(Website and app data records)
┌──

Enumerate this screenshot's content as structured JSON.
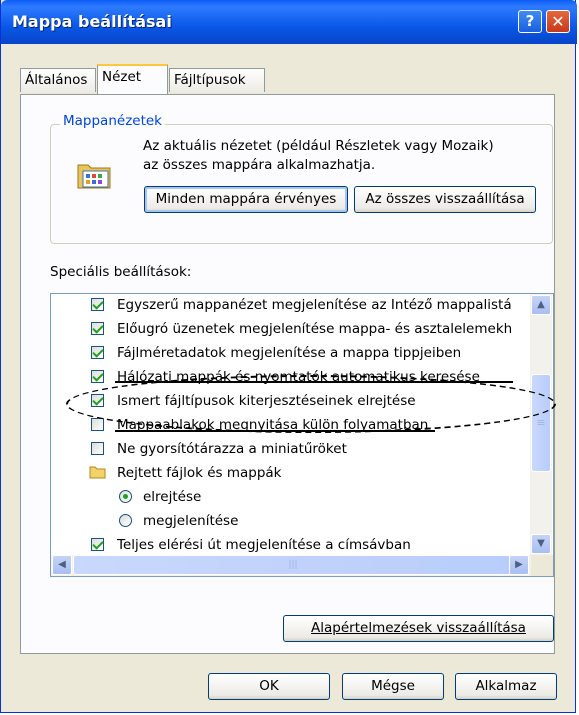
{
  "window": {
    "title": "Mappa beállításai",
    "help_glyph": "?",
    "close_glyph": "✕"
  },
  "tabs": [
    {
      "label": "Általános",
      "active": false
    },
    {
      "label": "Nézet",
      "active": true
    },
    {
      "label": "Fájltípusok",
      "active": false
    }
  ],
  "folder_views": {
    "legend": "Mappanézetek",
    "description_line1": "Az aktuális nézetet (például Részletek vagy Mozaik)",
    "description_line2": "az összes mappára alkalmazhatja.",
    "apply_button": "Minden mappára érvényes",
    "reset_button": "Az összes visszaállítása",
    "icon": "folder-view-icon"
  },
  "advanced": {
    "label": "Speciális beállítások:",
    "items": [
      {
        "type": "checkbox",
        "checked": true,
        "label": "Egyszerű mappanézet megjelenítése az Intéző mappalistá"
      },
      {
        "type": "checkbox",
        "checked": true,
        "label": "Előugró üzenetek megjelenítése mappa- és asztalelemekh"
      },
      {
        "type": "checkbox",
        "checked": true,
        "label": "Fájlméretadatok megjelenítése a mappa tippjeiben"
      },
      {
        "type": "checkbox",
        "checked": true,
        "label": "Hálózati mappák és nyomtatók automatikus keresése"
      },
      {
        "type": "checkbox",
        "checked": true,
        "label": "Ismert fájltípusok kiterjesztéseinek elrejtése"
      },
      {
        "type": "checkbox",
        "checked": false,
        "label": "Mappaablakok megnyitása külön folyamatban"
      },
      {
        "type": "checkbox",
        "checked": false,
        "label": "Ne gyorsítótárazza a miniatűröket"
      },
      {
        "type": "folder",
        "label": "Rejtett fájlok és mappák"
      },
      {
        "type": "radio",
        "checked": true,
        "label": "elrejtése"
      },
      {
        "type": "radio",
        "checked": false,
        "label": "megjelenítése"
      },
      {
        "type": "checkbox",
        "checked": true,
        "label": "Teljes elérési út megjelenítése a címsávban"
      }
    ]
  },
  "scrollbar": {
    "up": "▲",
    "down": "▼",
    "left": "◀",
    "right": "▶",
    "grip": "≡",
    "hgrip": "|||"
  },
  "restore_defaults_button": "Alapértelmezések visszaállítása",
  "footer": {
    "ok": "OK",
    "cancel": "Mégse",
    "apply": "Alkalmaz"
  },
  "colors": {
    "titlebar": "#0a58e8",
    "accent_tab": "#ffc83c",
    "check": "#21a121"
  }
}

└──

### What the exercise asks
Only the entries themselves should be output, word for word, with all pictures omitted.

### Solution for this problem
Enumerate this screenshot's content as structured JSON.
{
  "window": {
    "title": "Mappa beállításai",
    "help_glyph": "?",
    "close_glyph": "✕"
  },
  "tabs": [
    {
      "label": "Általános",
      "active": false
    },
    {
      "label": "Nézet",
      "active": true
    },
    {
      "label": "Fájltípusok",
      "active": false
    }
  ],
  "folder_views": {
    "legend": "Mappanézetek",
    "description_line1": "Az aktuális nézetet (például Részletek vagy Mozaik)",
    "description_line2": "az összes mappára alkalmazhatja.",
    "apply_button": "Minden mappára érvényes",
    "reset_button": "Az összes visszaállítása",
    "icon": "folder-view-icon"
  },
  "advanced": {
    "label": "Speciális beállítások:",
    "items": [
      {
        "type": "checkbox",
        "checked": true,
        "label": "Egyszerű mappanézet megjelenítése az Intéző mappalistá"
      },
      {
        "type": "checkbox",
        "checked": true,
        "label": "Előugró üzenetek megjelenítése mappa- és asztalelemekh"
      },
      {
        "type": "checkbox",
        "checked": true,
        "label": "Fájlméretadatok megjelenítése a mappa tippjeiben"
      },
      {
        "type": "checkbox",
        "checked": true,
        "label": "Hálózati mappák és nyomtatók automatikus keresése"
      },
      {
        "type": "checkbox",
        "checked": true,
        "label": "Ismert fájltípusok kiterjesztéseinek elrejtése"
      },
      {
        "type": "checkbox",
        "checked": false,
        "label": "Mappaablakok megnyitása külön folyamatban"
      },
      {
        "type": "checkbox",
        "checked": false,
        "label": "Ne gyorsítótárazza a miniatűröket"
      },
      {
        "type": "folder",
        "label": "Rejtett fájlok és mappák"
      },
      {
        "type": "radio",
        "checked": true,
        "label": "elrejtése"
      },
      {
        "type": "radio",
        "checked": false,
        "label": "megjelenítése"
      },
      {
        "type": "checkbox",
        "checked": true,
        "label": "Teljes elérési út megjelenítése a címsávban"
      }
    ]
  },
  "scrollbar": {
    "up": "▲",
    "down": "▼",
    "left": "◀",
    "right": "▶",
    "grip": "≡",
    "hgrip": "|||"
  },
  "restore_defaults_button": "Alapértelmezések visszaállítása",
  "footer": {
    "ok": "OK",
    "cancel": "Mégse",
    "apply": "Alkalmaz"
  },
  "colors": {
    "titlebar": "#0a58e8",
    "accent_tab": "#ffc83c",
    "check": "#21a121"
  }
}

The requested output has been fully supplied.